The letter is dominated by two great thoughts: God is light (1:5), and God is love (4:8, 16). God is the source of light to the minds and of warmth to the hearts of his children. These children should accordingly live up to the highest standard; there is constant emphasis on this (e.g. 2:1–6; 3:3, 6, 9; 5:1–3). But the letter contains no harsh admonition. Rather, the writer addressed his readers with fatherly care and tender concern: ‘little children’; ‘beloved’; ‘little children, let no one deceive you’; ‘little children, keep yourselves from idols’.


There is very little by which to date the writing. The relation to the gospel is not definitive, for scholars differ as to whether it was written before or after the gospel. In any case the date of the gospel is uncertain. Many date 1 John towards the end of the first century, but J. A. T. Robinson argues for ad 60–65 (Redating the New Testament [SCM, 1976]). This may be right, but we cannot be sure.

See also the article Reading the letters.

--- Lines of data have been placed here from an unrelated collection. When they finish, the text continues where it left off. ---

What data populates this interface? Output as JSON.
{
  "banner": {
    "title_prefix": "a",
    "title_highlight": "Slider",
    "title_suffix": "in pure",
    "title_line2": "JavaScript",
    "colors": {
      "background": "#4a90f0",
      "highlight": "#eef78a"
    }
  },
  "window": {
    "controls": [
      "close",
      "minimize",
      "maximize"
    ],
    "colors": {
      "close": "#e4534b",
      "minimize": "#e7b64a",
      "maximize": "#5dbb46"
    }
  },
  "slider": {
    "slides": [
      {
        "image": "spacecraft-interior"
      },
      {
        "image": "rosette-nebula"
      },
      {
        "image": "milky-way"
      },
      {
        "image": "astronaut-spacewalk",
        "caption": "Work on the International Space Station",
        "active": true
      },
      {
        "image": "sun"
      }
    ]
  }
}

Further reading

D. Jackman, The Message of John’s Letters, BST (IVP, 1988).

M. M. Thompson, 1–3 John, IVPNTC (IVP, 1992).

J. R. W. Stott, The Letters of John, TNTC (IVP/UK/Eerdmans, 1988).

I. H. Marshall, The Epistles of John, NICNT (Eerdmans, 1978).

R. Law, The Tests of Life (Baker Book House, 1968).

S. S. Smalley, 1, 2, 3 John, WBC (Word, 1984).

TNTC Tyndale New Testament Commentary

cf. compare

Gk. Greek

BST The Bible Speaks Today

IVPNTC IVP New Testament Commentary

NICNT The New International Commentary on the New Testament

WBC Word Biblical Commentary

Carson, D. A. (1994). New Bible commentary : 21st century edition. Rev. ed. of: The new Bible commentary. 3rd ed. / edited by D. Guthrie, J.A. Motyer. 1970. (4th ed.) (1 Jn 1.1). Leicester, England; Downers Grove, Ill., USA: Intervarsity Press.